What really happened Treaty of Waitangi?

The Treaty of Waitangi is an agreement made in 1840 between representatives of the British Crown and more than 500 Māori chiefs. It resulted in the declaration of British sovereignty over New Zealand by Lieutenant-Governor William Hobson in May 1840. Most chiefs signed a Māori-language version of the treaty.

What does Article 2 of the Treaty of Waitangi mean?

Article Two Māori agreed to give the Crown a right to deal with them over land transactions. English: confirmed and guaranteed to the chiefs ‘exclusive and undisturbed possession of their lands and estates, forests, fisheries, and other properties’.

What was NZ like before the treaty?

The history of Māori migration and settlement in Aotearoa and the stories of Te Ao Māori (The Māori World) have been retained in the oral histories of each iwi (tribe) and hapu (sub-tribe). Histories of the Māori people are told in the creation stories.

When were the principles of the Treaty of Waitangi developed?

1989Treaty principles developed by the Crown In 1989 the fourth Labour government became the first New Zealand government to set out principles to guide its actions on matters relating to the treaty.

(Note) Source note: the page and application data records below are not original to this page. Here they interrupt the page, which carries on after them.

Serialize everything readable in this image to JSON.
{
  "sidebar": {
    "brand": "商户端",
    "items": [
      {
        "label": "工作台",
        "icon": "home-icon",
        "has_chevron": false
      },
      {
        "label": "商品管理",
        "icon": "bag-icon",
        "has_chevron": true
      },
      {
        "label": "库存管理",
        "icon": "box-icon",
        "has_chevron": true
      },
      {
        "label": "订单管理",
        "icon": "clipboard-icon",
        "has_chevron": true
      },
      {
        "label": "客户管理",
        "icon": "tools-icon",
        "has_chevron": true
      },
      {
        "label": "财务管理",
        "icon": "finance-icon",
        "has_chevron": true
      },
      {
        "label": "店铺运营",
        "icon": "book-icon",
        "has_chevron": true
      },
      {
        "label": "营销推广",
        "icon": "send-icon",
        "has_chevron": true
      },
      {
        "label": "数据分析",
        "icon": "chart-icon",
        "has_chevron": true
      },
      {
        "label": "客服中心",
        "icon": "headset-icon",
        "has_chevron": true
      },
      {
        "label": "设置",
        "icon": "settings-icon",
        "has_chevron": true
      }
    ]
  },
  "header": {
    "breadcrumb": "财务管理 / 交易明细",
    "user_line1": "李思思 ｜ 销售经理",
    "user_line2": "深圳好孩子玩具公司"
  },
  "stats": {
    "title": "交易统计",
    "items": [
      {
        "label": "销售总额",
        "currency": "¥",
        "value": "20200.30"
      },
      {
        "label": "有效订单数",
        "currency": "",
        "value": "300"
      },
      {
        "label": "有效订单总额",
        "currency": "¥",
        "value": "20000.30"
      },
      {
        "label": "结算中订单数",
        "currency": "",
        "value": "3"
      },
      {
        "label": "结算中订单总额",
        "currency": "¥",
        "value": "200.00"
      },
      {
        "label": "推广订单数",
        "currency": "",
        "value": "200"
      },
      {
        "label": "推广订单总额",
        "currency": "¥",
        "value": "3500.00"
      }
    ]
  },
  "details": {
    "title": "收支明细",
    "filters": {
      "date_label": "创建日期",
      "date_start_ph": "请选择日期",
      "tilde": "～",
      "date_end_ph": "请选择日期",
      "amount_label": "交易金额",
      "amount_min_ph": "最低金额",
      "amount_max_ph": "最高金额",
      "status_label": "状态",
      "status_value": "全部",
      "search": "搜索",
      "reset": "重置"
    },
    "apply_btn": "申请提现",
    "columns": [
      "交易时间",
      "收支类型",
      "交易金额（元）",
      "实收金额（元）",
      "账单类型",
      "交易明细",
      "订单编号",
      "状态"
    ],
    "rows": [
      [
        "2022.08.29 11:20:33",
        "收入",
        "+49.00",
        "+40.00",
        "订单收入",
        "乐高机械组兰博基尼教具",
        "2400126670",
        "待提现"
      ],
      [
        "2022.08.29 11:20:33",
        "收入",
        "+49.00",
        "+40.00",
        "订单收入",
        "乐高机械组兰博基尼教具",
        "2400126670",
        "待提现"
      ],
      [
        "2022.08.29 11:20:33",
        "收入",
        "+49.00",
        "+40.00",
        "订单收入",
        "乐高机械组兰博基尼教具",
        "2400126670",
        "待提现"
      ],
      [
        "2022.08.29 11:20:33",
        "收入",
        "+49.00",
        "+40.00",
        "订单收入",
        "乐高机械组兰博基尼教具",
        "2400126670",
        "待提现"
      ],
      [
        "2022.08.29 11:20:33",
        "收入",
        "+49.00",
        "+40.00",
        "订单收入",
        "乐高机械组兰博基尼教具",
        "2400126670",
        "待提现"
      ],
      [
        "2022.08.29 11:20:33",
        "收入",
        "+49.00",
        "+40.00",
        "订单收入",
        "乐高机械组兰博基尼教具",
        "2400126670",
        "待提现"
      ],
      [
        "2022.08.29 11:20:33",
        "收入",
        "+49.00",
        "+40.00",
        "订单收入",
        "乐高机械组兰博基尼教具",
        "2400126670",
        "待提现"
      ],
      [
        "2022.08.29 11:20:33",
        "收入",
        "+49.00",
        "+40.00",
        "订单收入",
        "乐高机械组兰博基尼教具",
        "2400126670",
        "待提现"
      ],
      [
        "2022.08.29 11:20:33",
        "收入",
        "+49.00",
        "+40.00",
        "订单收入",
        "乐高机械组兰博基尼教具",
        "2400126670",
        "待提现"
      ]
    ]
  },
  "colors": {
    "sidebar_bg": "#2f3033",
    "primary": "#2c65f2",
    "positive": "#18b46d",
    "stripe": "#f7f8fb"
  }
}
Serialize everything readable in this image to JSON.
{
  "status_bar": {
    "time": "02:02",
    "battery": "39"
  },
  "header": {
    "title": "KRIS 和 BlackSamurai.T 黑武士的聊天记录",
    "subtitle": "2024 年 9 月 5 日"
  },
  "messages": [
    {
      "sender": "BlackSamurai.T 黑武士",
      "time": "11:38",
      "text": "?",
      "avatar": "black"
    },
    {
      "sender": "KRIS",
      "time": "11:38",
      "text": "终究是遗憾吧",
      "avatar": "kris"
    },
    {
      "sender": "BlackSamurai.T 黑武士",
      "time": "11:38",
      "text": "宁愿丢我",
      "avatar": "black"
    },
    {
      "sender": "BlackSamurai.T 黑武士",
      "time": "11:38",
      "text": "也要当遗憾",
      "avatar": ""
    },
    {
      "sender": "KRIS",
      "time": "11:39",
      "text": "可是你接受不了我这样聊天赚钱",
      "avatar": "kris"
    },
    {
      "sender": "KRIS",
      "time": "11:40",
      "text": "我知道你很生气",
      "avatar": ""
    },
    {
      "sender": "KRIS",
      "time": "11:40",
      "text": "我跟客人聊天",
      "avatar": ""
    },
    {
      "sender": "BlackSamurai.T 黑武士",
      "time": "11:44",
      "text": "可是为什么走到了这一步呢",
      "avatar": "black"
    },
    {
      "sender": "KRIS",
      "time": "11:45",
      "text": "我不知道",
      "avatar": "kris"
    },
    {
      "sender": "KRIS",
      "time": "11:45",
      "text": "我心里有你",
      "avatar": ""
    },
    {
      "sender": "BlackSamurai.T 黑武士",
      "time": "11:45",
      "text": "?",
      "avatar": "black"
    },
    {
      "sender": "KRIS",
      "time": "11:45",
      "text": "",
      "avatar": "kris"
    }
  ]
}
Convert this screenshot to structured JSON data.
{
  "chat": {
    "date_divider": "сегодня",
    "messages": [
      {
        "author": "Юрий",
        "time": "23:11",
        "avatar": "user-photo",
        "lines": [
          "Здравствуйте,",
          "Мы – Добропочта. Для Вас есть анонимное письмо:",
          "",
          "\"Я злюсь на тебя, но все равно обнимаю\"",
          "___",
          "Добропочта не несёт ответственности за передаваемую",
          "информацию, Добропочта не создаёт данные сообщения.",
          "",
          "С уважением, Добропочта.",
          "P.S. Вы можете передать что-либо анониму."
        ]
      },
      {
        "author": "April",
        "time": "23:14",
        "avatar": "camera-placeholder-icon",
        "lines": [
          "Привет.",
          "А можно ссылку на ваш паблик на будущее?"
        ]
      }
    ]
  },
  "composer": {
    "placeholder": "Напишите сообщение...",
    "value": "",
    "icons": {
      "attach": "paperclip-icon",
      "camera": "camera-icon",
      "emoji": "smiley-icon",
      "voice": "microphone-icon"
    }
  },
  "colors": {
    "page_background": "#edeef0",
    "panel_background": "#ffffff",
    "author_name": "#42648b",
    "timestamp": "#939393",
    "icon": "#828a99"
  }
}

These principles were: the government has the right to govern and make laws.

Why is the concept of the principles of the Treaty of Waitangi problematic?

Why is the concept of ‘the principles of the Treaty of Waitangi’ problematic? It is problematic because it is not clear who defines the principles. The government had both versions of the treaty and then looked for common ground. … The Prendergast ruling dominated treaty jurisprudence for 70 years.

Is the Treaty of Waitangi fair?

Colonists believed the Treaty of Waitangi was fair because it offered Māori the rights of British citizens. The signing of the Treaty made it easier for settlers to acquire land. … Pākehā took sides with Māori and were known as ‘philo-Māori’ or Pākehā–Māori.

How many versions of the Treaty of Waitangi are there?

two versionsThere are two versions of the Treaty – an English version and a Māori language version translated by Henry and Edward Williams.

Is the Treaty of Waitangi still valid today?

The Treaty of Waitangi was signed in 1840 and was an agreement between the British Crown and a large number of Māori chiefs. Today the Treaty is widely accepted to be a constitutional document that establishes and guides the relationship between the Crown in New Zealand (embodied by our government) and Māori.

Why is the Treaty of Waitangi so important?

Why the Treaty is important The Treaty governs the relationship between Māori – the tangata whenua (indigenous people) – and everyone else, and ensures the rights of both Māori and Pakeha (non-Māori) are protected. It does that by: … making the Government responsible for helping to address grievances.

What did the Treaty of Waitangi mean?

Te Tiriti o Waitangi) is an important agreement that was signed by representatives of the British Crown and Māori in 1840. … The Treaty aimed to protect the rights of Māori to keep their land, forests, fisheries and treasures while handing over sovereignty to the English.

“Currently the formal legal position of the Treaty of Waitangi is that it is legally effective in the New Zealand Courts to the extent that it is recognised in Acts of Parliament. The Treaty of Waitangi has no independent legal status.

Is there more than one version of the Treaty of Waitangi?

Legally there is just one Treaty, despite the differences between the two texts. The Waitangi Tribunal has exclusive authority to determine the meaning of the Treaty in the two texts and to decide issues raised by the differences between them.

What are the 3 principles of the Treaty of Waitangi?

The three “P’s”, as they are often referred to, are the principles of partnership, participation and protection. These underpin the relationship between the Government and Māori under the Treaty of Waitangi. These principles are derived from the underlying tenets of the Treaty.

Why did Britain want a treaty with New Zealand?

Most signed a Māori-language version. Reasons why chiefs signed the treaty included wanting controls on sales of Māori land to Europeans, and on European settlers. They also wanted to trade with Europeans, and believed the new relationship with Britain would stop fighting between tribes.